**What the task requires:**
Retype each line below precisely and omit all images.

**Supplied entries:**
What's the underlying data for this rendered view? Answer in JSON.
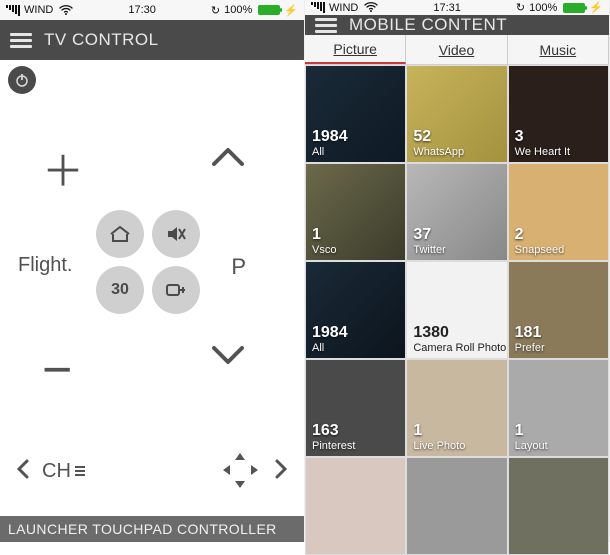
{
  "left": {
    "statusbar": {
      "carrier": "WIND",
      "time": "17:30",
      "battery_pct": "100%"
    },
    "title": "TV CONTROL",
    "labels": {
      "flight": "Flight.",
      "p": "P",
      "center_30": "30",
      "ch": "CH"
    },
    "launcher_text": "LAUNCHER TOUCHPAD CONTROLLER"
  },
  "right": {
    "statusbar": {
      "carrier": "WIND",
      "time": "17:31",
      "battery_pct": "100%"
    },
    "title": "MOBILE CONTENT",
    "tabs": {
      "picture": "Picture",
      "video": "Video",
      "music": "Music"
    },
    "albums": [
      {
        "count": "1984",
        "name": "All"
      },
      {
        "count": "52",
        "name": "WhatsApp"
      },
      {
        "count": "3",
        "name": "We Heart It"
      },
      {
        "count": "1",
        "name": "Vsco"
      },
      {
        "count": "37",
        "name": "Twitter"
      },
      {
        "count": "2",
        "name": "Snapseed"
      },
      {
        "count": "1984",
        "name": "All"
      },
      {
        "count": "1380",
        "name": "Camera Roll Photo"
      },
      {
        "count": "181",
        "name": "Prefer"
      },
      {
        "count": "163",
        "name": "Pinterest"
      },
      {
        "count": "1",
        "name": "Live Photo"
      },
      {
        "count": "1",
        "name": "Layout"
      },
      {
        "count": "",
        "name": ""
      },
      {
        "count": "",
        "name": ""
      },
      {
        "count": "",
        "name": ""
      }
    ]
  }
}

**Result of this task:**
What's the underlying data for this rendered view? Answer in JSON.
{
  "left": {
    "statusbar": {
      "carrier": "WIND",
      "time": "17:30",
      "battery_pct": "100%"
    },
    "title": "TV CONTROL",
    "labels": {
      "flight": "Flight.",
      "p": "P",
      "center_30": "30",
      "ch": "CH"
    },
    "launcher_text": "LAUNCHER TOUCHPAD CONTROLLER"
  },
  "right": {
    "statusbar": {
      "carrier": "WIND",
      "time": "17:31",
      "battery_pct": "100%"
    },
    "title": "MOBILE CONTENT",
    "tabs": {
      "picture": "Picture",
      "video": "Video",
      "music": "Music"
    },
    "albums": [
      {
        "count": "1984",
        "name": "All"
      },
      {
        "count": "52",
        "name": "WhatsApp"
      },
      {
        "count": "3",
        "name": "We Heart It"
      },
      {
        "count": "1",
        "name": "Vsco"
      },
      {
        "count": "37",
        "name": "Twitter"
      },
      {
        "count": "2",
        "name": "Snapseed"
      },
      {
        "count": "1984",
        "name": "All"
      },
      {
        "count": "1380",
        "name": "Camera Roll Photo"
      },
      {
        "count": "181",
        "name": "Prefer"
      },
      {
        "count": "163",
        "name": "Pinterest"
      },
      {
        "count": "1",
        "name": "Live Photo"
      },
      {
        "count": "1",
        "name": "Layout"
      },
      {
        "count": "",
        "name": ""
      },
      {
        "count": "",
        "name": ""
      },
      {
        "count": "",
        "name": ""
      }
    ]
  }
}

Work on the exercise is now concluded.